Top of RECORDS SUPPLIED

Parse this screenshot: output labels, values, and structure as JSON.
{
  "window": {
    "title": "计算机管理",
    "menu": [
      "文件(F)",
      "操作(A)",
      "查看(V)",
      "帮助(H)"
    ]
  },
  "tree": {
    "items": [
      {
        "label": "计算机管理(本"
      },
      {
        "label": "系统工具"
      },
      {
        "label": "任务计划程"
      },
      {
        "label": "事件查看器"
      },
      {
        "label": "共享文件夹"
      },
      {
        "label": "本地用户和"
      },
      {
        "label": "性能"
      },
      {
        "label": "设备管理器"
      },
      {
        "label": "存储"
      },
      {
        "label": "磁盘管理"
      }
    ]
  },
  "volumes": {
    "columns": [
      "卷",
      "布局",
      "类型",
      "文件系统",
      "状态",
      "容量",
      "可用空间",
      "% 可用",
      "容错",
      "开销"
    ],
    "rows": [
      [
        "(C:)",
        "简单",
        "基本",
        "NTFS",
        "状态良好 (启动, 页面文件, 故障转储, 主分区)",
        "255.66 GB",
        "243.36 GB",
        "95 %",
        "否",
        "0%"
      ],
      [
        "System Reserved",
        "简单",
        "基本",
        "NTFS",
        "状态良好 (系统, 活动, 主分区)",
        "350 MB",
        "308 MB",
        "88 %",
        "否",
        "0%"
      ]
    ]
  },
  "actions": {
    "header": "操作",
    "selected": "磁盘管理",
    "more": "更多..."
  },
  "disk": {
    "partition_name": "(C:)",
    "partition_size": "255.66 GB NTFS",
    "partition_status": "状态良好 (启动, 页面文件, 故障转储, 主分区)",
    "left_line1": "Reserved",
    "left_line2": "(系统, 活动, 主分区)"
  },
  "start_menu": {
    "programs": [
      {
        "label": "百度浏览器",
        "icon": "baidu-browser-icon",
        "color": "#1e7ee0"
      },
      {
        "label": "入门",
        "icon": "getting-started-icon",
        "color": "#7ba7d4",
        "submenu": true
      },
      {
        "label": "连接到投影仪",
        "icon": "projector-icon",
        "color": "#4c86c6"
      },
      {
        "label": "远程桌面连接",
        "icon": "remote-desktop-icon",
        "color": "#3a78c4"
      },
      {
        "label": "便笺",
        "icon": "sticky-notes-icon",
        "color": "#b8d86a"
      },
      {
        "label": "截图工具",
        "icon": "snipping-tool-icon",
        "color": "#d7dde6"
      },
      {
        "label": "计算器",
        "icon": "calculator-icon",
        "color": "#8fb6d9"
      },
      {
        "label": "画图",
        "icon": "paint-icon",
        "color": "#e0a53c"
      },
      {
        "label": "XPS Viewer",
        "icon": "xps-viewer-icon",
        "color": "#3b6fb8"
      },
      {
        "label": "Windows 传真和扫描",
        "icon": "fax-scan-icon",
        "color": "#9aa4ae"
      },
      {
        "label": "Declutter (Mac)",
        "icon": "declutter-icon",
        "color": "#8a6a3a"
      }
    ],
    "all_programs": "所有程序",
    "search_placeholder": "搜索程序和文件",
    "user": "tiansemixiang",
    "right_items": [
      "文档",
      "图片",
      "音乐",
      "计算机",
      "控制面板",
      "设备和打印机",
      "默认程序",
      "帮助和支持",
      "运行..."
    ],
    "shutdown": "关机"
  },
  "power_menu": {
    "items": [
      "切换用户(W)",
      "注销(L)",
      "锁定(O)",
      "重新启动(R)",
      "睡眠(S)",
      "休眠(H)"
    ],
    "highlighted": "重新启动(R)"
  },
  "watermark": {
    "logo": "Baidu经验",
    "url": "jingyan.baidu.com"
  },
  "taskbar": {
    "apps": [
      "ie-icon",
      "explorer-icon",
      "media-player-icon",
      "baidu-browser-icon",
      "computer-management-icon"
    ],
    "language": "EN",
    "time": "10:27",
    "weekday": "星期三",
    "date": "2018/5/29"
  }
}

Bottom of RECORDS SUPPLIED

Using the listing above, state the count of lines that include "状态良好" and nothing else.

3